Arcteryx Bora rucsac put to the test in Sweden
The Arcteryx Bora is somewhat of an iconic rucsac and when I first got to look at the very latest version, I soon realised why.
You will quickly see and feel just how well it’s been put together, particularly the tough outer fabric and the way the back has been constructed. Arcteryx has used 420d and 630d durable nylon fabrics and sections are further covered with weatherproof AC² fabric in the areas that are most likely to be exposed to rain or snow.
I have read (and previously written) about the Bora having a unique strap and waist adjustment, but it wasn’t until I saw it in the flesh that I realised how very special (and clever) this system is. It’s called RotoGlide and it’s seriously impressive.
The pack arrived with the RotoGlide disconnected (easier to post), so this allowed me see exactly how it connected together and just how many options there are for adjustment. This means whatever your size, you will definitely be able to find a way to make this fit perfectly. The shoulder straps can be plugged in to different holes so you can get the right spacing (it’s called GridLock).
For my initial trying on (with no weight) you really can feel the lovely thick, plush padding support you. It was when I loaded it up with weight inside it when the real magic happened. I had read about how the designer of this envisioned a rucsac that could react to your body movements, particularly when trekking up hill, and you really can feel that waist belt slide up and down as you rock forward and back. Existing ruscacs would rub and make the entire waist belt move up, but the waist strap on this stays put. It’s very hard to put in to words exactly how it all works, so if you’re considering buying a Bora, do go and try one out in the shop and see for yourself. It will blow you away.

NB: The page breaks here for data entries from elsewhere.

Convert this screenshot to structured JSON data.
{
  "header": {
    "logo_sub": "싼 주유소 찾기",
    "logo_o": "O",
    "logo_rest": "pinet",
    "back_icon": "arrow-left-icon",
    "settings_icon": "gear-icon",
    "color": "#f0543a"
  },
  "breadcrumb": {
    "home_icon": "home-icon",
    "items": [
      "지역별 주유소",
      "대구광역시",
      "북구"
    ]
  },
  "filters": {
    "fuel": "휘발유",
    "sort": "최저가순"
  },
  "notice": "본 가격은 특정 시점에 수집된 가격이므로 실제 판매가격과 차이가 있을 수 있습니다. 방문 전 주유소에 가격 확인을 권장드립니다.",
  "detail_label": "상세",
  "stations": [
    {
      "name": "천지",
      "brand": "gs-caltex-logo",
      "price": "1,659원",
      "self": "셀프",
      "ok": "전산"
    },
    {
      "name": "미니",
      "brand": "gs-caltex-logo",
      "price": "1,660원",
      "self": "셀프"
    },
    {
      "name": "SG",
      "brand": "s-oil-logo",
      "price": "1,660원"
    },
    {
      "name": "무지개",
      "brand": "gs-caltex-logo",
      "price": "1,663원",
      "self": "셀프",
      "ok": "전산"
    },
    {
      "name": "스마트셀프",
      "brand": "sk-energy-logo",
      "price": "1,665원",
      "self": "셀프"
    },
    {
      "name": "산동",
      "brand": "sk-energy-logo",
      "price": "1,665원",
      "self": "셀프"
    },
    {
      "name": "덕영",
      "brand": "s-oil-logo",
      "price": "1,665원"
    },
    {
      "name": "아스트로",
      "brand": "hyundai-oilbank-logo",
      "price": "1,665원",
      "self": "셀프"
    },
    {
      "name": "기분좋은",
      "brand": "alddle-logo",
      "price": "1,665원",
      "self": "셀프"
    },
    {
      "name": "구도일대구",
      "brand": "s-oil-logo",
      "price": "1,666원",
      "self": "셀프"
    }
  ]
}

But of course, trying it on in the comfort of your kitchen is one thing, so I took the Bora on a proper trip to the Skåne region in Sweden. It was comfortable all the way from walking from the car to the airport as it was on a hike through Swedish woodland.
From Copenhagen, I took it on the train over the Aresund bridge to Malmo in Sweden. And I then spent a few hours walking around Malmo with it on my back while I waited for a bus to take me to my hotel – all really comfortable and surprising as I had a fair bit of weight in there.
The real test came on a 10-mile hike through over ancient volcanoes where I was ducking and diving under trees branches, or walking down slopes covered in wet autumn leaves. Whichever way I twisted and turned, the pack moved with me and at the end of the day, I certainly didn’t feel as fatigued as I usually do when carrying that amount of weight.
On a practical level, this has a long zip down the middle allowing you shove a jacket or items that you need to reach quickly without having to go in to the main pouch. There’s a nice sized pocket on the top too. A hole for the tube of a hydration pack is clearly marked and there’s a nice fabric pocket inside to store the hydration pack too. I also love the stretchy side pockets to hold water bottles and the zipped pockets on the waist belt are super handy too (for snacks or your compass).
My only niggle is that I found the two main clips a little small to use and I wasn’t keen on how any kind of weight in the top pocket causes the top section to swing down when you’re unpacking it. I’d get used to it in time, so it’s not something to stop you from buying.
This is certainly the best rucsac of this size (63-litres) that I have worn, and if you’re in the market for the very best that your money can buy then get yourself a Bora and enjoy many, many years of comfortable kit carrying. At £430 it’s pricey, but it’s built to last.